START RECORDS TO PROCESS
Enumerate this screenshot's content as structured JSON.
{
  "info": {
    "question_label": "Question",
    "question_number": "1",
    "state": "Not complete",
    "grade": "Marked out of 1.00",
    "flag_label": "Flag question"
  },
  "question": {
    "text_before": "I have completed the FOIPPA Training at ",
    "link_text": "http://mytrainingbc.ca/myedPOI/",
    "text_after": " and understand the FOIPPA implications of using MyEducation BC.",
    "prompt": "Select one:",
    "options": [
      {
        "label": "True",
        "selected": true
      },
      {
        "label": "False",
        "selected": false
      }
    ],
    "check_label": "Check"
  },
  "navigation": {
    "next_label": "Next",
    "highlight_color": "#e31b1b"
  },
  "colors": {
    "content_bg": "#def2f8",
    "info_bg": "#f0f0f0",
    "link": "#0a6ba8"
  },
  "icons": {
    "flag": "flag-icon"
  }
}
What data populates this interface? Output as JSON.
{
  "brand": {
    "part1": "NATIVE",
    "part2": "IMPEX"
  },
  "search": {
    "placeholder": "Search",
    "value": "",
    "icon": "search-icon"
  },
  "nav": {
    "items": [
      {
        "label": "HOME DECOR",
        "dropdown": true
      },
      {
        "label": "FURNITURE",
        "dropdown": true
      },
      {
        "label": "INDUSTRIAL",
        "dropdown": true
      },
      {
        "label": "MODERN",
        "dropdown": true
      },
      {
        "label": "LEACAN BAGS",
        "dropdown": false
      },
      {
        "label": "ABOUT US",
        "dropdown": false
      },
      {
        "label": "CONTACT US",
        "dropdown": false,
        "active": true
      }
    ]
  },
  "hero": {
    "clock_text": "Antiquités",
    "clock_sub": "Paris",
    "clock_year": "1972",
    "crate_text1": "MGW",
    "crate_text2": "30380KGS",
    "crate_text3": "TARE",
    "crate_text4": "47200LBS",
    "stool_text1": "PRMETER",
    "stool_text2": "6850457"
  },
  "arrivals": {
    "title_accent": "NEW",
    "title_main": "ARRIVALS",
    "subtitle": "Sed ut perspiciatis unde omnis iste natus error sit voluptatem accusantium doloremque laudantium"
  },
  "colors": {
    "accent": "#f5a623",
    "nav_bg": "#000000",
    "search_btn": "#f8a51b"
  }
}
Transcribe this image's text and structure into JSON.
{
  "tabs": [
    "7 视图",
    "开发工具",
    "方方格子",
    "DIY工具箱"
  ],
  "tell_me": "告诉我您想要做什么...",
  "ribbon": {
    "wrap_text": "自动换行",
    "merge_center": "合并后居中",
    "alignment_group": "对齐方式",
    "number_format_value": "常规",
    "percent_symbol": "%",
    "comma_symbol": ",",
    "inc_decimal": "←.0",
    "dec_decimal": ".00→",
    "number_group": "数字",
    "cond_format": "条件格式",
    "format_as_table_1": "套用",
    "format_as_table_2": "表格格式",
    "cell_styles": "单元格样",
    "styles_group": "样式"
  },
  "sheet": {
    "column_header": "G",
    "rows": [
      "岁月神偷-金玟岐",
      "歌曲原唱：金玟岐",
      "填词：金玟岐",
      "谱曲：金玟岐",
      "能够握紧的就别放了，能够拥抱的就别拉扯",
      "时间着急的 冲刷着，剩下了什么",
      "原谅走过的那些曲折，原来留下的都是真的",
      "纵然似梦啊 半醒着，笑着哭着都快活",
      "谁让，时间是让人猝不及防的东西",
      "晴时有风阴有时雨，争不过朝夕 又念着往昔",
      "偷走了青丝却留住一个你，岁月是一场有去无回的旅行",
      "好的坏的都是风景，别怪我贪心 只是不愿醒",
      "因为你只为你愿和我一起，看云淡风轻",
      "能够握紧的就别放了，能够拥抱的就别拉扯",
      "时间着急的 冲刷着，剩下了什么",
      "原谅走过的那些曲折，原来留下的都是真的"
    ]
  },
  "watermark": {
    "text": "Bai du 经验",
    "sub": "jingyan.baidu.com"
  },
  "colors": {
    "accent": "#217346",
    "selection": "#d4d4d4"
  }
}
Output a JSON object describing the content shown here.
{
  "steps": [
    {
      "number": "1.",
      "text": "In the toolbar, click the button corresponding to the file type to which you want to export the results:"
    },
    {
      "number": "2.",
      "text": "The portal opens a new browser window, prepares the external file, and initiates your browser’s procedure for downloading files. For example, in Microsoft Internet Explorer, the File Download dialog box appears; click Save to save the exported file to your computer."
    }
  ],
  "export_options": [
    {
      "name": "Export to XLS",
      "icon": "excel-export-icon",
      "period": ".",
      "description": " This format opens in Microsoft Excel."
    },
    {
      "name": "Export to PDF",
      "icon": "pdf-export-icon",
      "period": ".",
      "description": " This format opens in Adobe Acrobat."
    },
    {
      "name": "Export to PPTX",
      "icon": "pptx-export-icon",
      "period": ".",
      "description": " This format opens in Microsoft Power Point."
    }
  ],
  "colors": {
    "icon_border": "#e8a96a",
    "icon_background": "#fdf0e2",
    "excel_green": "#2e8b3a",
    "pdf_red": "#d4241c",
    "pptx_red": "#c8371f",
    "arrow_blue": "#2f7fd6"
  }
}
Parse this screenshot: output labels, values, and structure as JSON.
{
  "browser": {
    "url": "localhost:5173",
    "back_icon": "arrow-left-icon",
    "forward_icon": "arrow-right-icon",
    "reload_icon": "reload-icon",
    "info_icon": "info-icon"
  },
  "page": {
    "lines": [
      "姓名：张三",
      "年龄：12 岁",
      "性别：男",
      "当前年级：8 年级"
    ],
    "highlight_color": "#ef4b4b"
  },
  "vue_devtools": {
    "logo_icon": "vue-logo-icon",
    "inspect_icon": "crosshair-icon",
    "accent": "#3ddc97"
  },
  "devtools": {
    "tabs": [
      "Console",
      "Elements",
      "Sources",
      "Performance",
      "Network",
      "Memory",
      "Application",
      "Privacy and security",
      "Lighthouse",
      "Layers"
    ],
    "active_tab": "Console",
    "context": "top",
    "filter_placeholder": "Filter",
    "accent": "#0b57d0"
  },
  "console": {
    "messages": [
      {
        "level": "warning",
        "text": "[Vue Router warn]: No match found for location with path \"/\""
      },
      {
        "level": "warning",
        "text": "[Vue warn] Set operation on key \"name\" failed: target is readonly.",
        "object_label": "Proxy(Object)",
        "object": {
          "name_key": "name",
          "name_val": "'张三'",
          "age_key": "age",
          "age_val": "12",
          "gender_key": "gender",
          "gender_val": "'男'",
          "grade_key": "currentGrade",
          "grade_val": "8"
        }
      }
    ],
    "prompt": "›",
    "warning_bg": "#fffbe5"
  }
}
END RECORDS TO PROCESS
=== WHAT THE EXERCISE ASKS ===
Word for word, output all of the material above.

=== EXERCISE ANSWER ===
Enumerate this screenshot's content as structured JSON.
{
  "info": {
    "question_label": "Question",
    "question_number": "1",
    "state": "Not complete",
    "grade": "Marked out of 1.00",
    "flag_label": "Flag question"
  },
  "question": {
    "text_before": "I have completed the FOIPPA Training at ",
    "link_text": "http://mytrainingbc.ca/myedPOI/",
    "text_after": " and understand the FOIPPA implications of using MyEducation BC.",
    "prompt": "Select one:",
    "options": [
      {
        "label": "True",
        "selected": true
      },
      {
        "label": "False",
        "selected": false
      }
    ],
    "check_label": "Check"
  },
  "navigation": {
    "next_label": "Next",
    "highlight_color": "#e31b1b"
  },
  "colors": {
    "content_bg": "#def2f8",
    "info_bg": "#f0f0f0",
    "link": "#0a6ba8"
  },
  "icons": {
    "flag": "flag-icon"
  }
}
What data populates this interface? Output as JSON.
{
  "brand": {
    "part1": "NATIVE",
    "part2": "IMPEX"
  },
  "search": {
    "placeholder": "Search",
    "value": "",
    "icon": "search-icon"
  },
  "nav": {
    "items": [
      {
        "label": "HOME DECOR",
        "dropdown": true
      },
      {
        "label": "FURNITURE",
        "dropdown": true
      },
      {
        "label": "INDUSTRIAL",
        "dropdown": true
      },
      {
        "label": "MODERN",
        "dropdown": true
      },
      {
        "label": "LEACAN BAGS",
        "dropdown": false
      },
      {
        "label": "ABOUT US",
        "dropdown": false
      },
      {
        "label": "CONTACT US",
        "dropdown": false,
        "active": true
      }
    ]
  },
  "hero": {
    "clock_text": "Antiquités",
    "clock_sub": "Paris",
    "clock_year": "1972",
    "crate_text1": "MGW",
    "crate_text2": "30380KGS",
    "crate_text3": "TARE",
    "crate_text4": "47200LBS",
    "stool_text1": "PRMETER",
    "stool_text2": "6850457"
  },
  "arrivals": {
    "title_accent": "NEW",
    "title_main": "ARRIVALS",
    "subtitle": "Sed ut perspiciatis unde omnis iste natus error sit voluptatem accusantium doloremque laudantium"
  },
  "colors": {
    "accent": "#f5a623",
    "nav_bg": "#000000",
    "search_btn": "#f8a51b"
  }
}
Transcribe this image's text and structure into JSON.
{
  "tabs": [
    "7 视图",
    "开发工具",
    "方方格子",
    "DIY工具箱"
  ],
  "tell_me": "告诉我您想要做什么...",
  "ribbon": {
    "wrap_text": "自动换行",
    "merge_center": "合并后居中",
    "alignment_group": "对齐方式",
    "number_format_value": "常规",
    "percent_symbol": "%",
    "comma_symbol": ",",
    "inc_decimal": "←.0",
    "dec_decimal": ".00→",
    "number_group": "数字",
    "cond_format": "条件格式",
    "format_as_table_1": "套用",
    "format_as_table_2": "表格格式",
    "cell_styles": "单元格样",
    "styles_group": "样式"
  },
  "sheet": {
    "column_header": "G",
    "rows": [
      "岁月神偷-金玟岐",
      "歌曲原唱：金玟岐",
      "填词：金玟岐",
      "谱曲：金玟岐",
      "能够握紧的就别放了，能够拥抱的就别拉扯",
      "时间着急的 冲刷着，剩下了什么",
      "原谅走过的那些曲折，原来留下的都是真的",
      "纵然似梦啊 半醒着，笑着哭着都快活",
      "谁让，时间是让人猝不及防的东西",
      "晴时有风阴有时雨，争不过朝夕 又念着往昔",
      "偷走了青丝却留住一个你，岁月是一场有去无回的旅行",
      "好的坏的都是风景，别怪我贪心 只是不愿醒",
      "因为你只为你愿和我一起，看云淡风轻",
      "能够握紧的就别放了，能够拥抱的就别拉扯",
      "时间着急的 冲刷着，剩下了什么",
      "原谅走过的那些曲折，原来留下的都是真的"
    ]
  },
  "watermark": {
    "text": "Bai du 经验",
    "sub": "jingyan.baidu.com"
  },
  "colors": {
    "accent": "#217346",
    "selection": "#d4d4d4"
  }
}
Output a JSON object describing the content shown here.
{
  "steps": [
    {
      "number": "1.",
      "text": "In the toolbar, click the button corresponding to the file type to which you want to export the results:"
    },
    {
      "number": "2.",
      "text": "The portal opens a new browser window, prepares the external file, and initiates your browser’s procedure for downloading files. For example, in Microsoft Internet Explorer, the File Download dialog box appears; click Save to save the exported file to your computer."
    }
  ],
  "export_options": [
    {
      "name": "Export to XLS",
      "icon": "excel-export-icon",
      "period": ".",
      "description": " This format opens in Microsoft Excel."
    },
    {
      "name": "Export to PDF",
      "icon": "pdf-export-icon",
      "period": ".",
      "description": " This format opens in Adobe Acrobat."
    },
    {
      "name": "Export to PPTX",
      "icon": "pptx-export-icon",
      "period": ".",
      "description": " This format opens in Microsoft Power Point."
    }
  ],
  "colors": {
    "icon_border": "#e8a96a",
    "icon_background": "#fdf0e2",
    "excel_green": "#2e8b3a",
    "pdf_red": "#d4241c",
    "pptx_red": "#c8371f",
    "arrow_blue": "#2f7fd6"
  }
}
Parse this screenshot: output labels, values, and structure as JSON.
{
  "browser": {
    "url": "localhost:5173",
    "back_icon": "arrow-left-icon",
    "forward_icon": "arrow-right-icon",
    "reload_icon": "reload-icon",
    "info_icon": "info-icon"
  },
  "page": {
    "lines": [
      "姓名：张三",
      "年龄：12 岁",
      "性别：男",
      "当前年级：8 年级"
    ],
    "highlight_color": "#ef4b4b"
  },
  "vue_devtools": {
    "logo_icon": "vue-logo-icon",
    "inspect_icon": "crosshair-icon",
    "accent": "#3ddc97"
  },
  "devtools": {
    "tabs": [
      "Console",
      "Elements",
      "Sources",
      "Performance",
      "Network",
      "Memory",
      "Application",
      "Privacy and security",
      "Lighthouse",
      "Layers"
    ],
    "active_tab": "Console",
    "context": "top",
    "filter_placeholder": "Filter",
    "accent": "#0b57d0"
  },
  "console": {
    "messages": [
      {
        "level": "warning",
        "text": "[Vue Router warn]: No match found for location with path \"/\""
      },
      {
        "level": "warning",
        "text": "[Vue warn] Set operation on key \"name\" failed: target is readonly.",
        "object_label": "Proxy(Object)",
        "object": {
          "name_key": "name",
          "name_val": "'张三'",
          "age_key": "age",
          "age_val": "12",
          "gender_key": "gender",
          "gender_val": "'男'",
          "grade_key": "currentGrade",
          "grade_val": "8"
        }
      }
    ],
    "prompt": "›",
    "warning_bg": "#fffbe5"
  }
}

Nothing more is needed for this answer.